### Entries taken from a collection
+ + + + + + +
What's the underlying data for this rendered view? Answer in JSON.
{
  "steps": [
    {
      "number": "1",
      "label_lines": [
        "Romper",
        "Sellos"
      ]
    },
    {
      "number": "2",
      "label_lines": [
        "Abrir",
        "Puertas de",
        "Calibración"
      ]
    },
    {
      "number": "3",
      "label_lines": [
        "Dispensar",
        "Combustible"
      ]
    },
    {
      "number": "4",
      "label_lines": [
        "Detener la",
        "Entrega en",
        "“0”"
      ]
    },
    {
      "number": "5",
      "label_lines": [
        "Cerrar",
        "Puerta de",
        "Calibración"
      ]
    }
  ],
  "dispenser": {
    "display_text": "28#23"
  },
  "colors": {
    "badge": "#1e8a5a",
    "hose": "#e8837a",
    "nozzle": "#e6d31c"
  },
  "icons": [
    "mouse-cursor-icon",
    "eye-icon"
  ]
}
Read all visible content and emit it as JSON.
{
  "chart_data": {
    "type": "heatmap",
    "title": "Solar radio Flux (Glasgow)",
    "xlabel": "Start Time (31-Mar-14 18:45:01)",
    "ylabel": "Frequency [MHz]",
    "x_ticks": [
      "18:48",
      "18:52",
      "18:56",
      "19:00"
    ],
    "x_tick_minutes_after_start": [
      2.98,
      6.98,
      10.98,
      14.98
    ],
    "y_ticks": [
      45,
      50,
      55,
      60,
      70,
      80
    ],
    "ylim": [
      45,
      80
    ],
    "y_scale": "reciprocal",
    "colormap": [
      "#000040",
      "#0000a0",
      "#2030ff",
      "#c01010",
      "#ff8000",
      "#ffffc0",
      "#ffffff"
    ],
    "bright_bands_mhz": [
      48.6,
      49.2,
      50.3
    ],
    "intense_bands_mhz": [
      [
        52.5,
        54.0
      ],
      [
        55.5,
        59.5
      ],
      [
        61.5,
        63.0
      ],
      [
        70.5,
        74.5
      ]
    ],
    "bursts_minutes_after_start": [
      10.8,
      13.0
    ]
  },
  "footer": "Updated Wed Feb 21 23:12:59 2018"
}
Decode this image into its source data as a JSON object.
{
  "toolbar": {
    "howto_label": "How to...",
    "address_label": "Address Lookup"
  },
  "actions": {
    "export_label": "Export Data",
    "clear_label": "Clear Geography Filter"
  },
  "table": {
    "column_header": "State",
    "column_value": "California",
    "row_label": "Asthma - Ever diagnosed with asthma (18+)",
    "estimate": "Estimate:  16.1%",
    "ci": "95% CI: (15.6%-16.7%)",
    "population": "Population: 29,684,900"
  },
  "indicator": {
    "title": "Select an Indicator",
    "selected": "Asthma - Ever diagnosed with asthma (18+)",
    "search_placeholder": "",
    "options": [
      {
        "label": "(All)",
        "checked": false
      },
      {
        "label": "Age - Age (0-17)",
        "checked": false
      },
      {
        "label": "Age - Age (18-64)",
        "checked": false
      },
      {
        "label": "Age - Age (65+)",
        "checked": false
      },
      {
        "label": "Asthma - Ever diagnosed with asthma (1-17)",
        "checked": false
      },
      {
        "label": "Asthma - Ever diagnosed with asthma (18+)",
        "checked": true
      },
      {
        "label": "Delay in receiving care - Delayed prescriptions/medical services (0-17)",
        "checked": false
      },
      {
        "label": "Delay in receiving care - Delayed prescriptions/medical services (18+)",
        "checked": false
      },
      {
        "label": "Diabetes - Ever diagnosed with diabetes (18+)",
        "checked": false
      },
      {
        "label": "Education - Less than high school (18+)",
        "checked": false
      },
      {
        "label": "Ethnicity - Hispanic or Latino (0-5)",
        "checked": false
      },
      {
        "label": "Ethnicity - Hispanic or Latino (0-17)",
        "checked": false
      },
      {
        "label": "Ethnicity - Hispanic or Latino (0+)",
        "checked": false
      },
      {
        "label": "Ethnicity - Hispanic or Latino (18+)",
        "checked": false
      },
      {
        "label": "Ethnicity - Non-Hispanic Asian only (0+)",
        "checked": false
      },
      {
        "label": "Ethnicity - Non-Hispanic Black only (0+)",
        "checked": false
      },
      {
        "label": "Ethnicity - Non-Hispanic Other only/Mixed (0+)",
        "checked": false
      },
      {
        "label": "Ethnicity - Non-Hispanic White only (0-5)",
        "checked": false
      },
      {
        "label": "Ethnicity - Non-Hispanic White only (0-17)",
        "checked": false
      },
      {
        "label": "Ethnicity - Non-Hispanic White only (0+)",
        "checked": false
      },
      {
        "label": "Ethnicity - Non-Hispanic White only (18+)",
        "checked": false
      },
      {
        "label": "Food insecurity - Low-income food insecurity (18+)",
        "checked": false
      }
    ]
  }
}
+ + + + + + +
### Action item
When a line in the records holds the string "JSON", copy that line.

### Answer box
What's the underlying data for this rendered view? Answer in JSON.
Read all visible content and emit it as JSON.
Decode this image into its source data as a JSON object.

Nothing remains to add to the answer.